» **EXERCISE DIRECTIONS**: I need the number of lines in the listing below that include the string "screenshot", and only that number.

» **RAW DATA**:
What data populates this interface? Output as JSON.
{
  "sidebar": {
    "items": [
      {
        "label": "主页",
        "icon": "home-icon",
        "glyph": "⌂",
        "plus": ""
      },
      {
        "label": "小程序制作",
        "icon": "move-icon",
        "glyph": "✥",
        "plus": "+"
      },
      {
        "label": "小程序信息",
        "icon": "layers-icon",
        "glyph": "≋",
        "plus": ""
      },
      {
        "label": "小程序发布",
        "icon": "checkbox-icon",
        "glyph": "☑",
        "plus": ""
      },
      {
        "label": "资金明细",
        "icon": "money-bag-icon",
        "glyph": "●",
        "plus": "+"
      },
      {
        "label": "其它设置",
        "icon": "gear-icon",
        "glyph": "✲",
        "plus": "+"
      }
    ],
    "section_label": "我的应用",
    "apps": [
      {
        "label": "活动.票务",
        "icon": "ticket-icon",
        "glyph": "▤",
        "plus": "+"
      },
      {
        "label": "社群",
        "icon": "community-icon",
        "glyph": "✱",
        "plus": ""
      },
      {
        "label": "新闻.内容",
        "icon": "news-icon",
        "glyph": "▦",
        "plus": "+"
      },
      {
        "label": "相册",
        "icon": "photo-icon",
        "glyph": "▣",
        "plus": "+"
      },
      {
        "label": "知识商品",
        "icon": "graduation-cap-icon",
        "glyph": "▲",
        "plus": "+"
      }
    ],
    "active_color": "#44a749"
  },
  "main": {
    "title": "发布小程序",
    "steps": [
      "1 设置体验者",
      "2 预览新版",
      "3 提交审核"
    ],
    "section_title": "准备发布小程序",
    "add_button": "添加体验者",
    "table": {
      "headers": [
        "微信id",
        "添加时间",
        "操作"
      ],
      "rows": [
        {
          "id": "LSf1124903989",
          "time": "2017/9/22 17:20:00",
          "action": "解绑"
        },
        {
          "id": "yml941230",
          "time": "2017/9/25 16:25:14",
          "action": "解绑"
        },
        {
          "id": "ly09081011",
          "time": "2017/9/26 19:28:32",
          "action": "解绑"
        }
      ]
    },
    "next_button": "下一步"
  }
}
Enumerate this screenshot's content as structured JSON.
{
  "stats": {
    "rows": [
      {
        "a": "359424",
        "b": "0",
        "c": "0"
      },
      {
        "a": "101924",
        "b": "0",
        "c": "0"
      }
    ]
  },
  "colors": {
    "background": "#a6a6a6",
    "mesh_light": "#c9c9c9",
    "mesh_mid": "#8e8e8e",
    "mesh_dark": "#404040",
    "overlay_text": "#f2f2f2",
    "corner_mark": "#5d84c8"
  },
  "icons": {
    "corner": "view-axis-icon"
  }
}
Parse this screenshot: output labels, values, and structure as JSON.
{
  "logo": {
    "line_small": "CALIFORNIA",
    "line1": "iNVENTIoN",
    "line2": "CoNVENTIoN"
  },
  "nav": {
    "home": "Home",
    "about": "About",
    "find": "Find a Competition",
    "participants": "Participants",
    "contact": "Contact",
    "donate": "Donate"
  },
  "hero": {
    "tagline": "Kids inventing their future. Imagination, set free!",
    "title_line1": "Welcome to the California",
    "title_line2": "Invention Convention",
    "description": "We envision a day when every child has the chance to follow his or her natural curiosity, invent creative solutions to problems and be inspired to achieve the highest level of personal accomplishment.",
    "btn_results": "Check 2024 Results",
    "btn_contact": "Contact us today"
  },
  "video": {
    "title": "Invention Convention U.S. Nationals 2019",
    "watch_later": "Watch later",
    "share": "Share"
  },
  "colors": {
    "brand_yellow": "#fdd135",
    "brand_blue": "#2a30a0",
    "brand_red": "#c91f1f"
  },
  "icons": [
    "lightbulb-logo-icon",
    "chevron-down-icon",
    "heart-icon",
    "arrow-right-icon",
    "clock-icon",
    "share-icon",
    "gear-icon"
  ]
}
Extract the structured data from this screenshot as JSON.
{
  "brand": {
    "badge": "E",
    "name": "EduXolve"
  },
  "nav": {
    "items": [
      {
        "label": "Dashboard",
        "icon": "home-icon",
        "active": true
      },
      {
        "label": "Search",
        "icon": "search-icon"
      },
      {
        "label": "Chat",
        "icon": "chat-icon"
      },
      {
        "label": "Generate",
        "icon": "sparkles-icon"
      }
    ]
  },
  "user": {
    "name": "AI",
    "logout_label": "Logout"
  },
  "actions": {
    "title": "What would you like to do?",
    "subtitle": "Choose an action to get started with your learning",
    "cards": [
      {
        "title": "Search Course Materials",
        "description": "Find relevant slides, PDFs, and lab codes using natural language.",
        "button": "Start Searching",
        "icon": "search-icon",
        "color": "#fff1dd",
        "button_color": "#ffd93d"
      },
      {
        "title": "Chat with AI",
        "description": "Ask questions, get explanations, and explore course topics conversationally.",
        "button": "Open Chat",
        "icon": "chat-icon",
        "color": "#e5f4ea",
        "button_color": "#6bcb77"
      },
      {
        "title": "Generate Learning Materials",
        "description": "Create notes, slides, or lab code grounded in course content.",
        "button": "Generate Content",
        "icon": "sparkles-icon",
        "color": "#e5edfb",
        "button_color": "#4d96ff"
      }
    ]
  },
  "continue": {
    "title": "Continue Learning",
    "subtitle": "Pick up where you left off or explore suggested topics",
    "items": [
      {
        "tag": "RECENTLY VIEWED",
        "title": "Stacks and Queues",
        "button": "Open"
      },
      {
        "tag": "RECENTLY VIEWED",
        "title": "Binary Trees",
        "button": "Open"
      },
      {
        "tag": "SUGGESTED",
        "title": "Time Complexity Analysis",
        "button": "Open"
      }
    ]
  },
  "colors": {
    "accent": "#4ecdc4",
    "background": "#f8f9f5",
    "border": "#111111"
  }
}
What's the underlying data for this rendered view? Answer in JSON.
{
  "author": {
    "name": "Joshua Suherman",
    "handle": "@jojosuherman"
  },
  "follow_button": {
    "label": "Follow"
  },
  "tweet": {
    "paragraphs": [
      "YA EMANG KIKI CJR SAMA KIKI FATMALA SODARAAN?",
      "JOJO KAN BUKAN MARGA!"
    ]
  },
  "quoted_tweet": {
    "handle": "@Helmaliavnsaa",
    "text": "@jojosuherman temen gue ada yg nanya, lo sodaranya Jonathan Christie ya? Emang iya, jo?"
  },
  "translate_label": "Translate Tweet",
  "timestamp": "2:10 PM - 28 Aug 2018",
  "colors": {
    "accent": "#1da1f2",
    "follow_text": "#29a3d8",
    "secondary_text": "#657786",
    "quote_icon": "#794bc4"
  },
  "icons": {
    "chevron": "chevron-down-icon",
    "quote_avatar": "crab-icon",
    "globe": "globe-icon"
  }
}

» **EXERCISE SOLUTION**: 3